IF I KNEW YOU WERE COMING, I'D HAVE BAKED A CAKE....
A good friend asks me to provide a pudding for her dinner party which I'm also attending, and requests Torta de Naranja, a deliciously moist almond and orange cake drenched in syrup.
I buy the ingredients, but when I go to the fridge I find Someone Else has used some of the eggs for breakfast omelettes. I don't want to go to the supermarket again because I've got a headache and the beginnings of a rough throat, so I begin a fruitless search through other favourite recipe books for something baroque and chocolatey. But every recipe calls for 8 eggs (I have 7), and copious amounts of double cream, alcohol and other ingredients I don't have. In the end, I decide to wing it with 7 eggs and make 2 rather thin, sad-looking cakes. I pour the orange syrup over both cakes with my fingers crossed behind my back.
When I get to the hostess's beautifully appointed house in Clapham Old Town, I peel off the tin foil, taking the sticky top of one cake with it, like pulling a plaster off a scab before it is fully healed. Leaving the cakes in the kitchen, I join the other guests in the elegant sitting room, and, sitting beneath a faux Rothko picture the hostess's mother painted, I drink three Kir Royales, and discuss quantum physics (about which I know almost nothing - Demon Cook winging it again!) with one of the guests, who later reveals he is a quantum physicist.
Over dinner, we talk about Dorset, Afghanistan, men wearing make up, dogs. I've forgotten all about my scabby cakes, because I'm trying to keep half an eye on my best friend up the other end of the table, who's been set up with the hostess's single man friend. It seems to be going all right - lots of eye contact and laughter.
I dust the sorry-looking cakes with icing sugar and ground cinnamon, and take them to the table. I've drunk so much, I'm past caring about their appearance. And they are so delicious - damp and almondy, scented with orange flower water - that no one cares what they look like, least of all the other diners. There are contented sounds as people tuck in. Seconds are offered, and accepted.
Sometimes cooking is just about having the chutzpah to do it!
TORTA DE NARANJA
Orange & Almond Torta

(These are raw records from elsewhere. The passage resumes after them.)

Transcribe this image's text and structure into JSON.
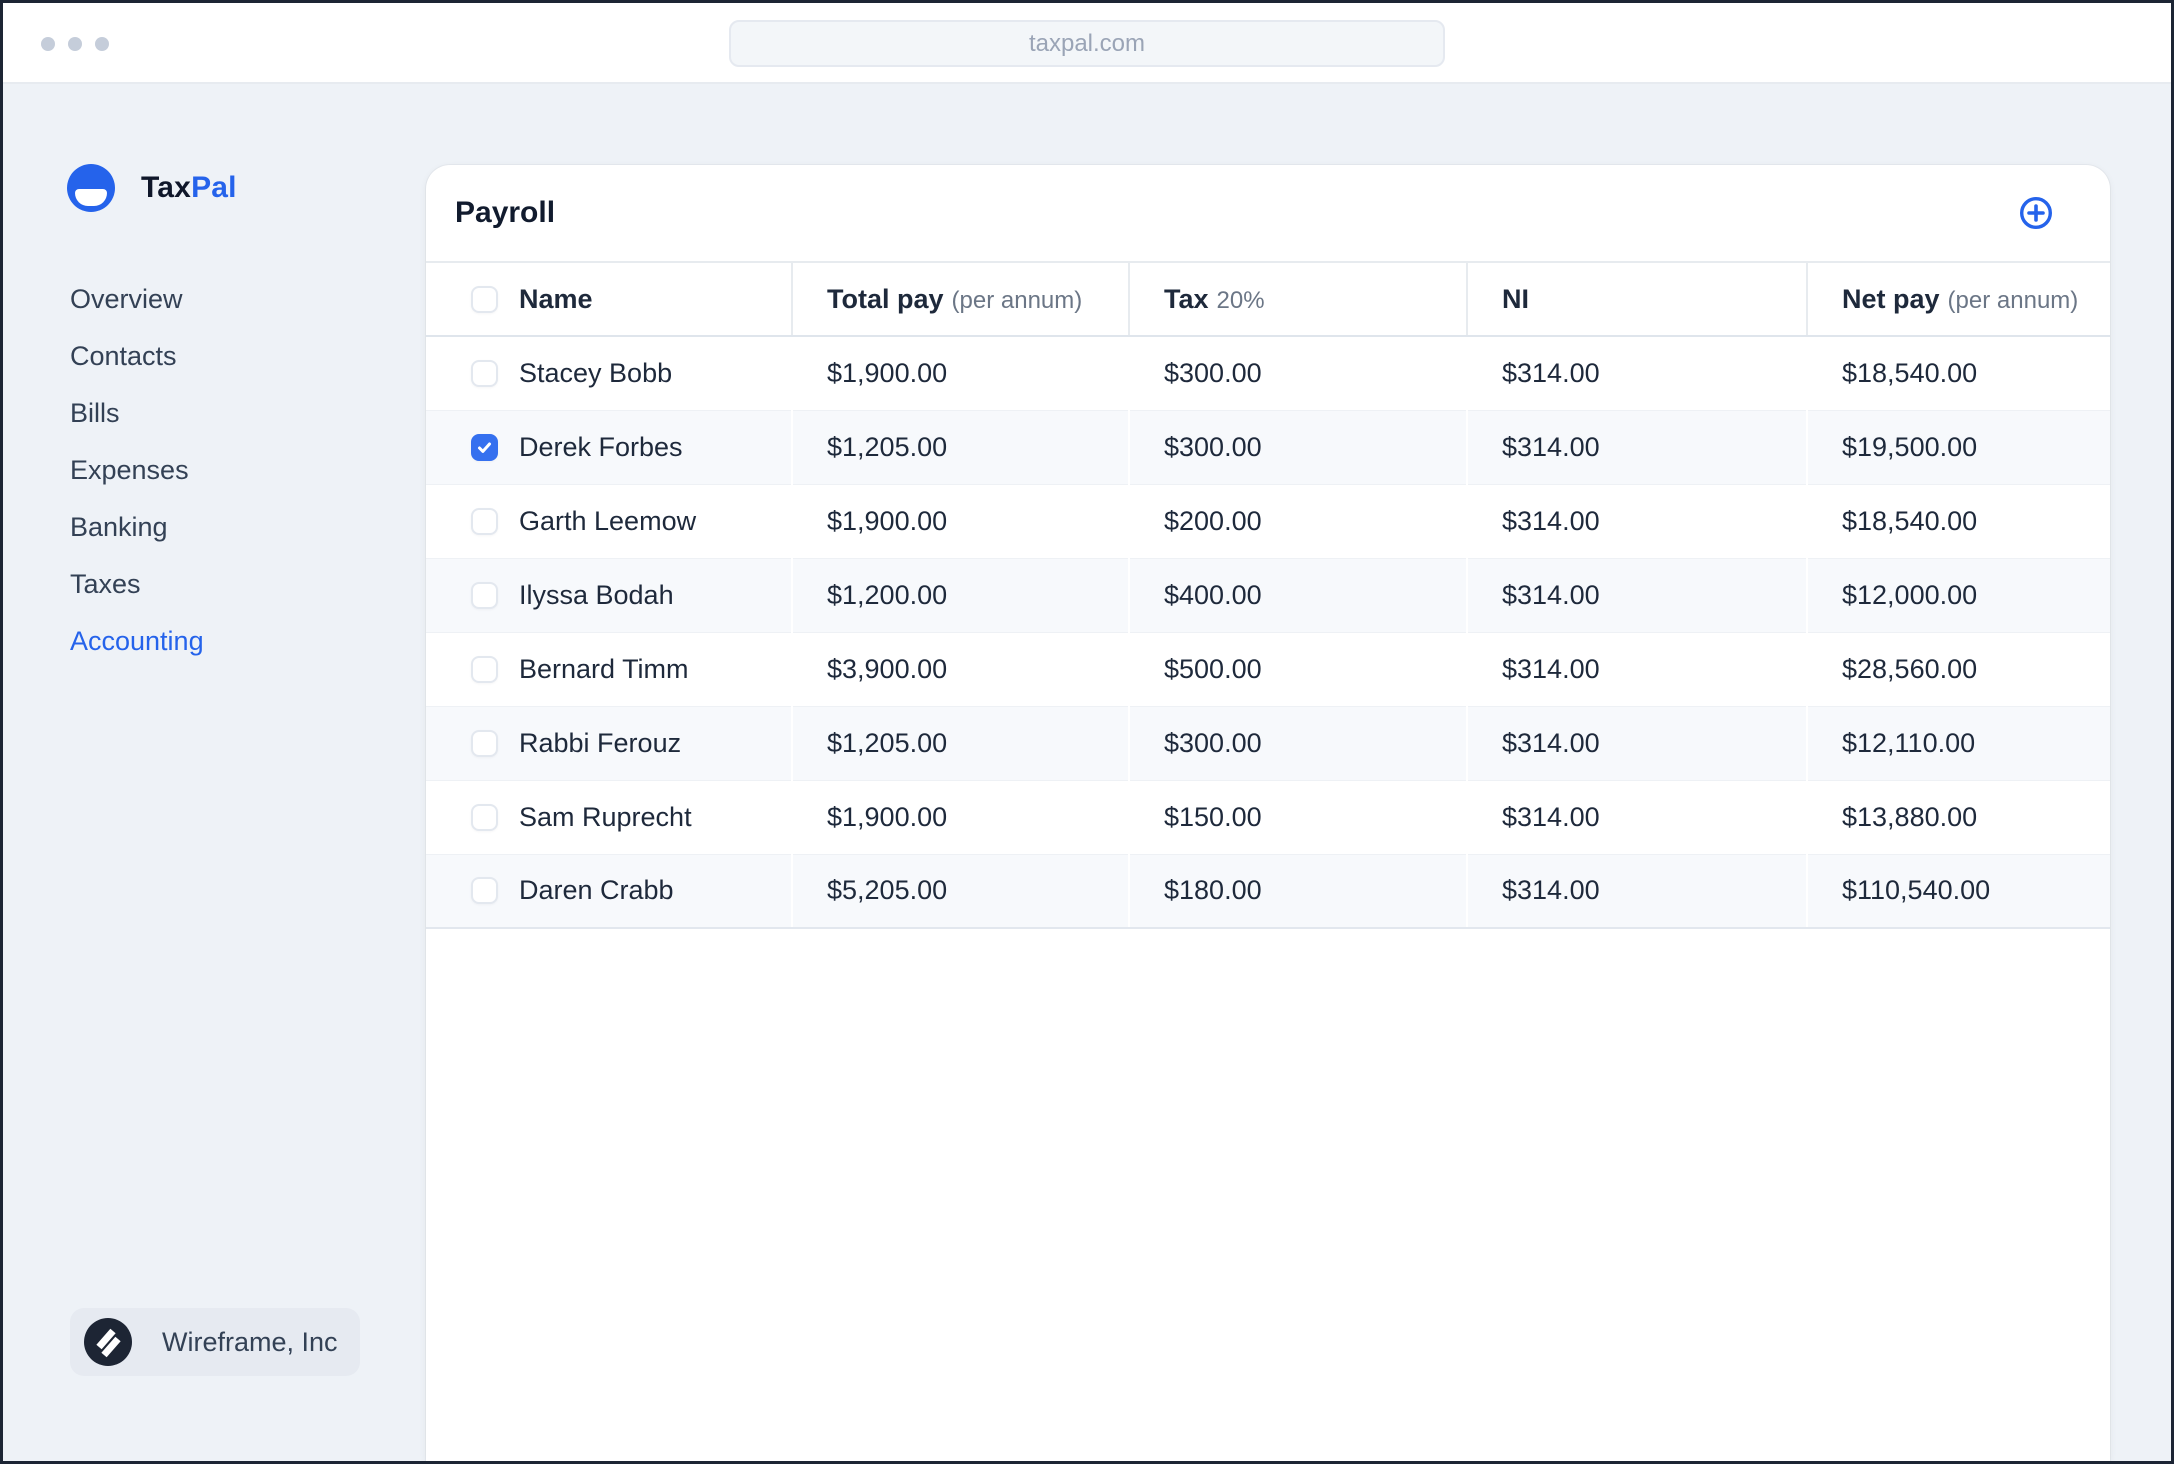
{
  "browser": {
    "url": "taxpal.com"
  },
  "brand": {
    "name_primary": "Tax",
    "name_secondary": "Pal"
  },
  "sidebar": {
    "items": [
      {
        "label": "Overview",
        "active": false
      },
      {
        "label": "Contacts",
        "active": false
      },
      {
        "label": "Bills",
        "active": false
      },
      {
        "label": "Expenses",
        "active": false
      },
      {
        "label": "Banking",
        "active": false
      },
      {
        "label": "Taxes",
        "active": false
      },
      {
        "label": "Accounting",
        "active": true
      }
    ]
  },
  "workspace": {
    "label": "Wireframe, Inc"
  },
  "payroll": {
    "title": "Payroll",
    "add_button": "circle-plus",
    "columns": {
      "name": "Name",
      "total_pay": "Total pay",
      "total_pay_sub": "(per annum)",
      "tax": "Tax",
      "tax_sub": "20%",
      "ni": "NI",
      "net_pay": "Net pay",
      "net_pay_sub": "(per annum)"
    },
    "rows": [
      {
        "name": "Stacey Bobb",
        "checked": false,
        "total": "$1,900.00",
        "tax": "$300.00",
        "ni": "$314.00",
        "net": "$18,540.00"
      },
      {
        "name": "Derek Forbes",
        "checked": true,
        "total": "$1,205.00",
        "tax": "$300.00",
        "ni": "$314.00",
        "net": "$19,500.00"
      },
      {
        "name": "Garth Leemow",
        "checked": false,
        "total": "$1,900.00",
        "tax": "$200.00",
        "ni": "$314.00",
        "net": "$18,540.00"
      },
      {
        "name": "Ilyssa Bodah",
        "checked": false,
        "total": "$1,200.00",
        "tax": "$400.00",
        "ni": "$314.00",
        "net": "$12,000.00"
      },
      {
        "name": "Bernard Timm",
        "checked": false,
        "total": "$3,900.00",
        "tax": "$500.00",
        "ni": "$314.00",
        "net": "$28,560.00"
      },
      {
        "name": "Rabbi Ferouz",
        "checked": false,
        "total": "$1,205.00",
        "tax": "$300.00",
        "ni": "$314.00",
        "net": "$12,110.00"
      },
      {
        "name": "Sam Ruprecht",
        "checked": false,
        "total": "$1,900.00",
        "tax": "$150.00",
        "ni": "$314.00",
        "net": "$13,880.00"
      },
      {
        "name": "Daren Crabb",
        "checked": false,
        "total": "$5,205.00",
        "tax": "$180.00",
        "ni": "$314.00",
        "net": "$110,540.00"
      }
    ]
  },
  "colors": {
    "accent_blue": "#2563eb",
    "checkbox_blue": "#3570ef",
    "dark_navy_text": "#1e293b",
    "page_background": "#eef2f7",
    "stripe_row": "#f7f9fc",
    "window_frame": "#1c2534"
  }
}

This recipe comes from the first Moro book by Sam & Sam Clark. Its ingredients are redolent of Moorish Southern Spain.
The quantities double up easily to make a larger cake. I often make this at Christmas as an alternative to Christmas Pudding (which I dislike intensely). This recipe is for 6.
6 large eggs, separated
240g caster sugar
230g ground almonds
finely grated zest of 2 oranges
juice of 8 oranges or 8 Seville oranges (for a slightly tarter flavour)
juice of 1 1/2 lemons (if not using Seville oranges)
1 whole cinnamon stick
caster sugar to taste
Oven 180C/Gas 4. Line a 23cm loose bottomed cake tin.
Reserve 1 tbsp of caster sugar, and then beat the egg yolks with the rest of the sugar until pale and creamy. Then add the almonds and orange zest. Meanwhile, beat the egg whites and the remaining sugar until still and carefully fold in the sugar-egg-almond mixture, trying not to knock the air out of the whites. The mixture may seem stiff at first, but it will soon loosen. Gently pour into the prepared cake tin, and bake for about 60 mins until the cake is golden on top and firm to the touch. While the cake is baking, make the syrup by boiling the orange and lemon juice with a handful of sugar and the cinnamon stick. Allow to simmer for 5 mins. When the cake comes out of the oven, pierce the top with a skewer and pour the syrup over. Later, before serving, dust the top of the cake with icing sugar and ground cinnamon.